[Interface dataset entries]
- - - -

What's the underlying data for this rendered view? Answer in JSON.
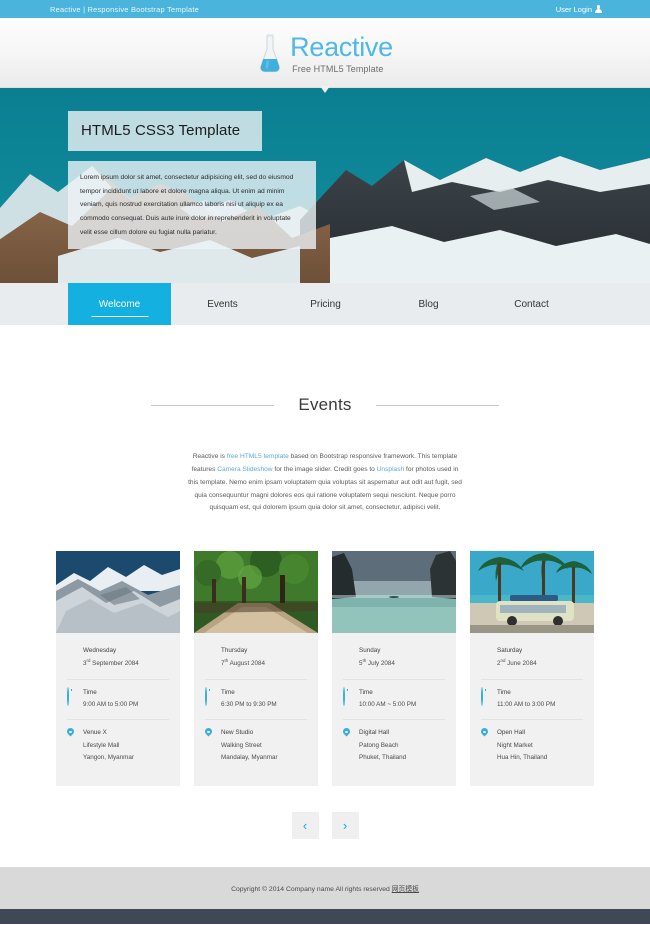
{
  "topbar": {
    "tagline": "Reactive | Responsive Bootstrap Template",
    "login_label": "User Login",
    "login_icon": "user-icon",
    "bg_color": "#4BB4DC"
  },
  "header": {
    "logo_icon": "flask-icon",
    "brand": "Reactive",
    "tagline": "Free HTML5 Template",
    "brand_color": "#4FB8E4"
  },
  "hero": {
    "caption_title": "HTML5 CSS3 Template",
    "caption_body": "Lorem ipsum dolor sit amet, consectetur adipisicing elit, sed do eiusmod tempor incididunt ut labore et dolore magna aliqua. Ut enim ad minim veniam, quis nostrud exercitation ullamco laboris nisi ut aliquip ex ea commodo consequat. Duis aute irure dolor in reprehenderit in voluptate velit esse cillum dolore eu fugiat nulla pariatur.",
    "image_alt": "snowy-mountain-range"
  },
  "nav": {
    "active_color": "#14B1E0",
    "items": [
      {
        "label": "Welcome",
        "active": true
      },
      {
        "label": "Events",
        "active": false
      },
      {
        "label": "Pricing",
        "active": false
      },
      {
        "label": "Blog",
        "active": false
      },
      {
        "label": "Contact",
        "active": false
      }
    ]
  },
  "events": {
    "title": "Events",
    "intro_parts": {
      "p1": "Reactive is ",
      "link1": "free HTML5 template",
      "p2": " based on Bootstrap responsive framework. This template features ",
      "link2": "Camera Slideshow",
      "p3": " for the image slider. Credit goes to ",
      "link3": "Unsplash",
      "p4": " for photos used in this template. Nemo enim ipsam voluptatem quia voluptas sit aspernatur aut odit aut fugit, sed quia consequuntur magni dolores eos qui ratione voluptatem sequi nesciunt. Neque porro quisquam est, qui dolorem ipsum quia dolor sit amet, consectetur, adipisci velit."
    },
    "time_label": "Time",
    "cards": [
      {
        "image_alt": "snowy-mountains",
        "day": "Wednesday",
        "date_num": "3",
        "date_sup": "rd",
        "date_rest": " September 2084",
        "time": "9:00 AM to 5:00 PM",
        "venue": "Venue X",
        "address": "Lifestyle Mall",
        "city": "Yangon, Myanmar"
      },
      {
        "image_alt": "forest-road",
        "day": "Thursday",
        "date_num": "7",
        "date_sup": "th",
        "date_rest": " August 2084",
        "time": "6:30 PM to 9:30 PM",
        "venue": "New Studio",
        "address": "Walking Street",
        "city": "Mandalay, Myanmar"
      },
      {
        "image_alt": "lagoon-cliffs",
        "day": "Sunday",
        "date_num": "5",
        "date_sup": "th",
        "date_rest": " July 2084",
        "time": "10:00 AM ~ 5:00 PM",
        "venue": "Digital Hall",
        "address": "Patong Beach",
        "city": "Phuket, Thailand"
      },
      {
        "image_alt": "palm-beach-van",
        "day": "Saturday",
        "date_num": "2",
        "date_sup": "nd",
        "date_rest": " June 2084",
        "time": "11:00 AM to 3:00 PM",
        "venue": "Open Hall",
        "address": "Night Market",
        "city": "Hua Hin, Thailand"
      }
    ],
    "pager": {
      "prev": "‹",
      "next": "›",
      "arrow_color": "#11A7DE"
    }
  },
  "footer": {
    "copyright": "Copyright © 2014 Company name All rights reserved ",
    "credit_link": "网页模板"
  }
}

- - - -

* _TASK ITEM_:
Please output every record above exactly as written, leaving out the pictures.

* _SOLUTION_:
What's the underlying data for this rendered view? Answer in JSON.
{
  "topbar": {
    "tagline": "Reactive | Responsive Bootstrap Template",
    "login_label": "User Login",
    "login_icon": "user-icon",
    "bg_color": "#4BB4DC"
  },
  "header": {
    "logo_icon": "flask-icon",
    "brand": "Reactive",
    "tagline": "Free HTML5 Template",
    "brand_color": "#4FB8E4"
  },
  "hero": {
    "caption_title": "HTML5 CSS3 Template",
    "caption_body": "Lorem ipsum dolor sit amet, consectetur adipisicing elit, sed do eiusmod tempor incididunt ut labore et dolore magna aliqua. Ut enim ad minim veniam, quis nostrud exercitation ullamco laboris nisi ut aliquip ex ea commodo consequat. Duis aute irure dolor in reprehenderit in voluptate velit esse cillum dolore eu fugiat nulla pariatur.",
    "image_alt": "snowy-mountain-range"
  },
  "nav": {
    "active_color": "#14B1E0",
    "items": [
      {
        "label": "Welcome",
        "active": true
      },
      {
        "label": "Events",
        "active": false
      },
      {
        "label": "Pricing",
        "active": false
      },
      {
        "label": "Blog",
        "active": false
      },
      {
        "label": "Contact",
        "active": false
      }
    ]
  },
  "events": {
    "title": "Events",
    "intro_parts": {
      "p1": "Reactive is ",
      "link1": "free HTML5 template",
      "p2": " based on Bootstrap responsive framework. This template features ",
      "link2": "Camera Slideshow",
      "p3": " for the image slider. Credit goes to ",
      "link3": "Unsplash",
      "p4": " for photos used in this template. Nemo enim ipsam voluptatem quia voluptas sit aspernatur aut odit aut fugit, sed quia consequuntur magni dolores eos qui ratione voluptatem sequi nesciunt. Neque porro quisquam est, qui dolorem ipsum quia dolor sit amet, consectetur, adipisci velit."
    },
    "time_label": "Time",
    "cards": [
      {
        "image_alt": "snowy-mountains",
        "day": "Wednesday",
        "date_num": "3",
        "date_sup": "rd",
        "date_rest": " September 2084",
        "time": "9:00 AM to 5:00 PM",
        "venue": "Venue X",
        "address": "Lifestyle Mall",
        "city": "Yangon, Myanmar"
      },
      {
        "image_alt": "forest-road",
        "day": "Thursday",
        "date_num": "7",
        "date_sup": "th",
        "date_rest": " August 2084",
        "time": "6:30 PM to 9:30 PM",
        "venue": "New Studio",
        "address": "Walking Street",
        "city": "Mandalay, Myanmar"
      },
      {
        "image_alt": "lagoon-cliffs",
        "day": "Sunday",
        "date_num": "5",
        "date_sup": "th",
        "date_rest": " July 2084",
        "time": "10:00 AM ~ 5:00 PM",
        "venue": "Digital Hall",
        "address": "Patong Beach",
        "city": "Phuket, Thailand"
      },
      {
        "image_alt": "palm-beach-van",
        "day": "Saturday",
        "date_num": "2",
        "date_sup": "nd",
        "date_rest": " June 2084",
        "time": "11:00 AM to 3:00 PM",
        "venue": "Open Hall",
        "address": "Night Market",
        "city": "Hua Hin, Thailand"
      }
    ],
    "pager": {
      "prev": "‹",
      "next": "›",
      "arrow_color": "#11A7DE"
    }
  },
  "footer": {
    "copyright": "Copyright © 2014 Company name All rights reserved ",
    "credit_link": "网页模板"
  }
}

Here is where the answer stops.